Patients usually arrive on the morning of the scheduled surgery, usually two or three hours before the scheduled time of surgery in order to allow enough time for check-in, getting an IV started, and checking over necessary preoperative lab work and information. The process is similar for all types of joint surgeries, including joint replacement and resurfacing.
Some patients have to be admitted a day or two before surgery because of special medical conditions. The most common cause for this is usually anticoagulation that cannot be stopped (such as for a patient with a mechanical heart valve, who must have the blood thinned at all times). In that case, the patient arrives and is placed on heparin while the warfarin wears off, and then the heparin is shut off a few hours before the surgery.
Patients who require admission prior to the day of surgery typically have a serious co-existing medical condition that necessitates the early admission. This typically also requires prior approval from their insurance company for the early admission.
Same Day Admissions
The majority of elective hip and knee surgery patients arrive the morning of surgery. After checking into the surgery area, a nurse will meet with you and escort you to the preop holding area. Friends and family can visit with you there up until it is time to actually go to surgery.
In the holding area, the nurse will help you get changed into a hospital gown and collect your belongings. These are usually rounded up and placed into bags so that clothing and belongings will be waiting for you upstairs in your room after surgery. It is generally a good idea to leave any valuables, such as rings, watches, or jewelry, at home or with a family member.
Dentures are collected and placed into a container right before surgery, so that they will not be lost and also because it is important that dentures be removed so that they will not interfere with anesthesia (even if you are having a spinal, in case intubation is needed).
If you normally wear contacts, leave them out on the day of surgery and use your glasses instead.
It is also a good idea not to wear any nail polish, because it can interfere with oxygen monitors that may be fitted over your finger.
Please do not shave or wax any surgical sites prior to surgery. Some patients try to do this before arriving, and it actually increases the risk of infection through tiny breaks in the skin. I have had to cancel surgeries when patients (trying to be helpful) waxed their surgical site the day before surgery. If necessary, the nurse will use electric clippers for the surgical area. The side that is being operated on usually will also be painted with an anesthetic scrub.

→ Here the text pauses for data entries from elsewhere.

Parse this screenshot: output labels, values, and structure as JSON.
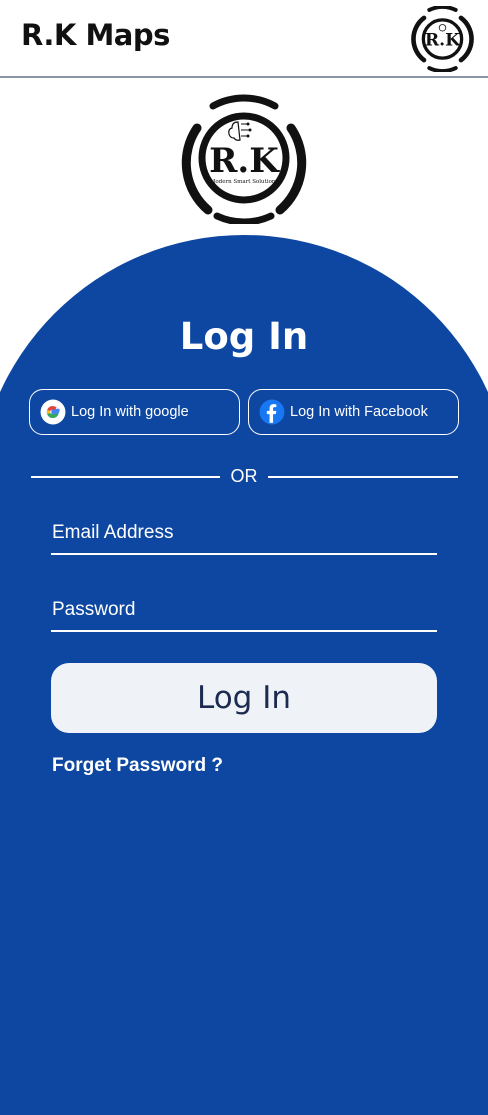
{
  "header": {
    "app_title": "R.K Maps",
    "logo_icon": "rk-logo-icon"
  },
  "brand": {
    "logo_text": "R.K",
    "logo_tagline": "Modern Smart Solutions",
    "panel_color": "#0d47a1"
  },
  "login": {
    "title": "Log In",
    "google_label": "Log In with google",
    "facebook_label": "Log In with Facebook",
    "or_label": "OR",
    "email_placeholder": "Email Address",
    "email_value": "",
    "password_placeholder": "Password",
    "password_value": "",
    "submit_label": "Log In",
    "forgot_label": "Forget Password ?"
  }
}
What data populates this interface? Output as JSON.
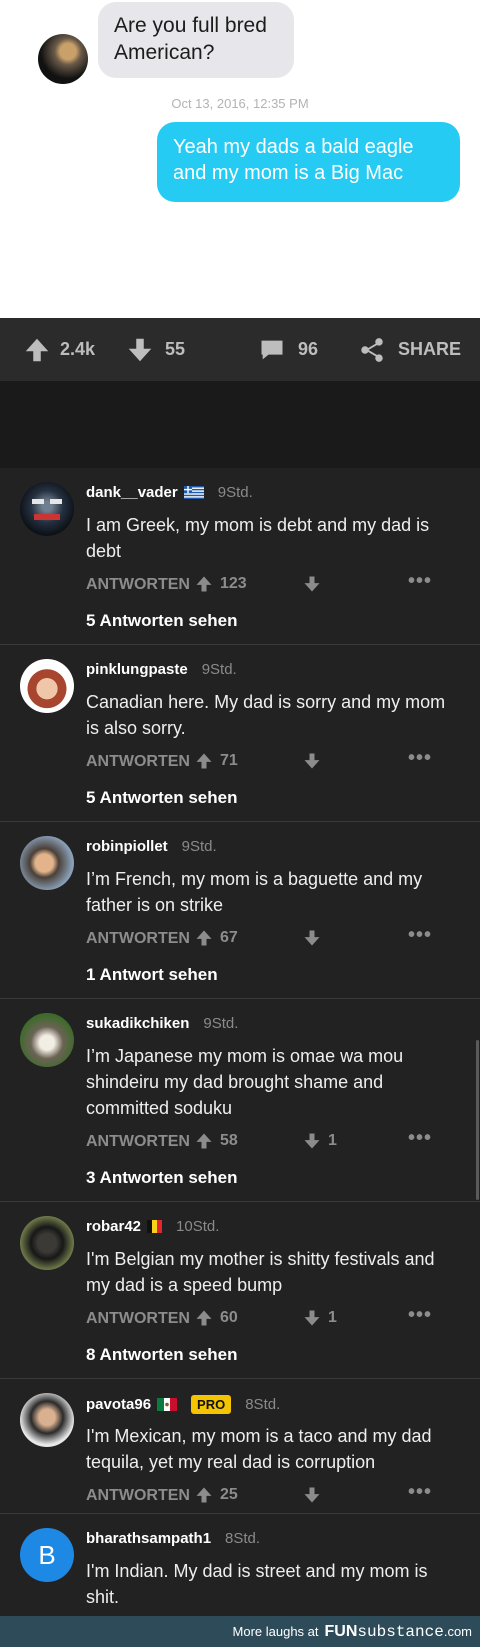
{
  "imessage": {
    "incoming_text": "Are you full bred American?",
    "timestamp": "Oct 13, 2016, 12:35 PM",
    "outgoing_text": "Yeah my dads a bald eagle and my mom is a Big Mac"
  },
  "actionbar": {
    "upvotes": "2.4k",
    "downvotes": "55",
    "comments": "96",
    "share_label": "SHARE"
  },
  "comments": [
    {
      "user": "dank__vader",
      "time": "9Std.",
      "text": "I am Greek, my mom is debt and my dad is debt",
      "reply_label": "ANTWORTEN",
      "upvotes": "123",
      "downvotes": "",
      "replies": "5 Antworten sehen"
    },
    {
      "user": "pinklungpaste",
      "time": "9Std.",
      "text": "Canadian here. My dad is sorry and my mom is also sorry.",
      "reply_label": "ANTWORTEN",
      "upvotes": "71",
      "downvotes": "",
      "replies": "5 Antworten sehen"
    },
    {
      "user": "robinpiollet",
      "time": "9Std.",
      "text": "I’m French, my mom is a baguette and my father is on strike",
      "reply_label": "ANTWORTEN",
      "upvotes": "67",
      "downvotes": "",
      "replies": "1 Antwort sehen"
    },
    {
      "user": "sukadikchiken",
      "time": "9Std.",
      "text": "I’m Japanese my mom is omae wa mou shindeiru my dad brought shame and committed soduku",
      "reply_label": "ANTWORTEN",
      "upvotes": "58",
      "downvotes": "1",
      "replies": "3 Antworten sehen"
    },
    {
      "user": "robar42",
      "time": "10Std.",
      "text": "I'm Belgian my mother is shitty festivals and my dad is a speed bump",
      "reply_label": "ANTWORTEN",
      "upvotes": "60",
      "downvotes": "1",
      "replies": "8 Antworten sehen"
    },
    {
      "user": "pavota96",
      "pro_badge": "PRO",
      "time": "8Std.",
      "text": "I'm Mexican, my mom is a taco and my dad tequila, yet my real dad is corruption",
      "reply_label": "ANTWORTEN",
      "upvotes": "25",
      "downvotes": ""
    },
    {
      "user": "bharathsampath1",
      "avatar_letter": "B",
      "time": "8Std.",
      "text": "I'm Indian. My dad is street and my mom is shit."
    }
  ],
  "footer": {
    "prefix": "More laughs at",
    "brand_fun": "FUN",
    "brand_sub": "substance",
    "brand_tld": ".com"
  },
  "colors": {
    "outgoing_bubble": "#25cbf2",
    "incoming_bubble": "#e6e6eb",
    "comments_bg": "#222222",
    "pro_badge": "#f5c400",
    "footer_bg": "#2d4b58"
  },
  "icons": [
    "upvote-arrow-icon",
    "downvote-arrow-icon",
    "comment-bubble-icon",
    "share-icon",
    "more-dots-icon"
  ]
}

Preoperative Holding Area Interviews
The nurse will have a short interview with you to go over medications and any recent changes in your health. Do not be surprised if multiple people ask you why you are here and what joint is being operated on; it is not that they forgot or did not know, but there are several check-points scripted in to double-check on the surgery and surgical site. In fact, at our hospitals we ask all patients to mark the surgery site themselves with a marker just prior to surgery.
Next the anesthesiologist will meet with you to discuss the anesthesia and answer questions. The anesthesiologist will have some questions as well in a short interview. In general, we prefer spinal anesthesia if possible for joint replacement surgeries as it is safer and usually more comfortable for the patient, and this is discussed in the next chapter. As the anesthesiologist will explain, a spinal does not mean that you have to be awake for the procedure, and there is almost no chance of neurologic injury from most spinals despite many misconceptions that exist about spinals and epidurals.
Finally, the surgeon comes by to answer any last minute questions and check to see that your health has not changed since you were last seen. If the surgical consent form has not yet been signed, this will be filled out at this time. It is a good time to ask any questions that you might have remembered or formed in the day or two before surgery.
To learn more about Joint Replacement Surgery or to make an appointment, please call us at 203.598.0700.